_ASSIGNMENT_
Leaving the pictures aside, reproduce the data in full and word for word.
*** DATA SUPPLIED ***
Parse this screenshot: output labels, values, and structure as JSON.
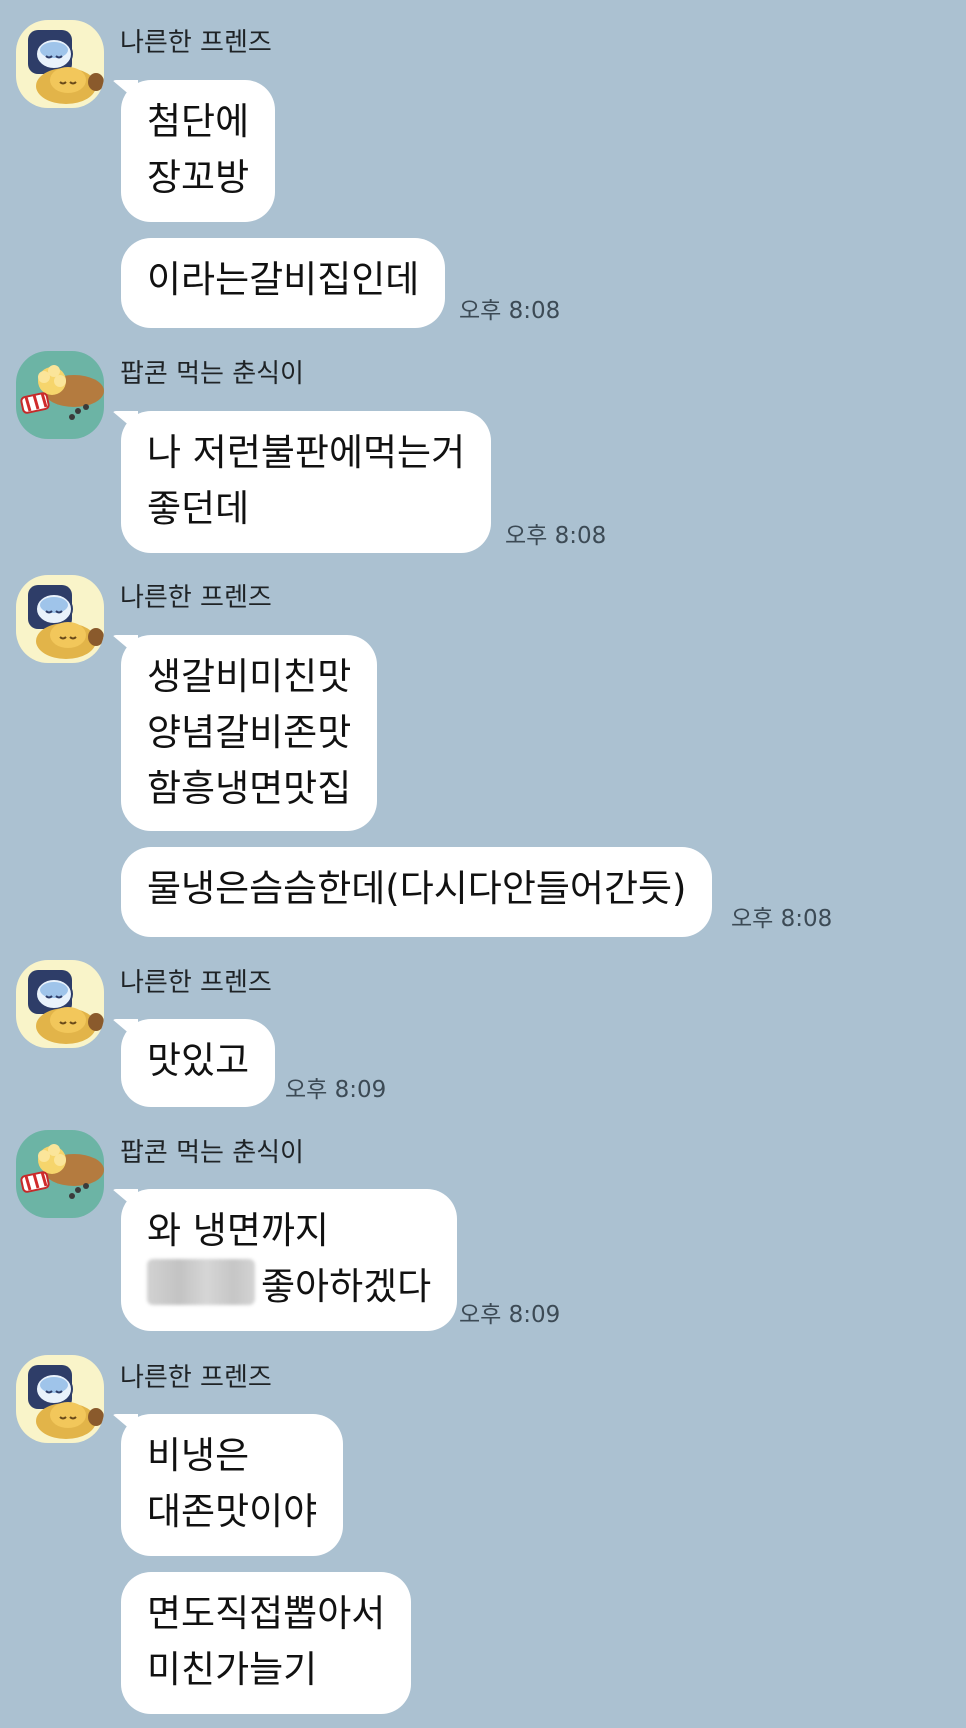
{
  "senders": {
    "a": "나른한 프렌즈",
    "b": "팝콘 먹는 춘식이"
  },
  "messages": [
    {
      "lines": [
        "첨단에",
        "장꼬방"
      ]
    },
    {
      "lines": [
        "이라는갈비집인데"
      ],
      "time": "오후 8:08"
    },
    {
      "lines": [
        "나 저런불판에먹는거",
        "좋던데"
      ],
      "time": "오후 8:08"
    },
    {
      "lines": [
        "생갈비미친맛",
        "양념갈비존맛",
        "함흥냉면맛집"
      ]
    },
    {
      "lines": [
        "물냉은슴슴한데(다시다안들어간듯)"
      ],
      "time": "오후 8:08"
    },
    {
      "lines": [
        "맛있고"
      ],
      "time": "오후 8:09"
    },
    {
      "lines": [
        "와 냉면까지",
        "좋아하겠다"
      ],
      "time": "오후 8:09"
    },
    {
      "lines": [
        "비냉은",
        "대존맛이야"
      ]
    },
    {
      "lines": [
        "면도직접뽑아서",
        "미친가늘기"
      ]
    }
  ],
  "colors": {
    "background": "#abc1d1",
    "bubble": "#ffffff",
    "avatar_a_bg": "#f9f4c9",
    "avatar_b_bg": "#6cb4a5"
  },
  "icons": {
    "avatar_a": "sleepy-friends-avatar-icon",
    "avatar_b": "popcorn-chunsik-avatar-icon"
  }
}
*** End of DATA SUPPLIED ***
_SOLVED PROBLEM_
Parse this screenshot: output labels, values, and structure as JSON.
{
  "senders": {
    "a": "나른한 프렌즈",
    "b": "팝콘 먹는 춘식이"
  },
  "messages": [
    {
      "lines": [
        "첨단에",
        "장꼬방"
      ]
    },
    {
      "lines": [
        "이라는갈비집인데"
      ],
      "time": "오후 8:08"
    },
    {
      "lines": [
        "나 저런불판에먹는거",
        "좋던데"
      ],
      "time": "오후 8:08"
    },
    {
      "lines": [
        "생갈비미친맛",
        "양념갈비존맛",
        "함흥냉면맛집"
      ]
    },
    {
      "lines": [
        "물냉은슴슴한데(다시다안들어간듯)"
      ],
      "time": "오후 8:08"
    },
    {
      "lines": [
        "맛있고"
      ],
      "time": "오후 8:09"
    },
    {
      "lines": [
        "와 냉면까지",
        "좋아하겠다"
      ],
      "time": "오후 8:09"
    },
    {
      "lines": [
        "비냉은",
        "대존맛이야"
      ]
    },
    {
      "lines": [
        "면도직접뽑아서",
        "미친가늘기"
      ]
    }
  ],
  "colors": {
    "background": "#abc1d1",
    "bubble": "#ffffff",
    "avatar_a_bg": "#f9f4c9",
    "avatar_b_bg": "#6cb4a5"
  },
  "icons": {
    "avatar_a": "sleepy-friends-avatar-icon",
    "avatar_b": "popcorn-chunsik-avatar-icon"
  }
}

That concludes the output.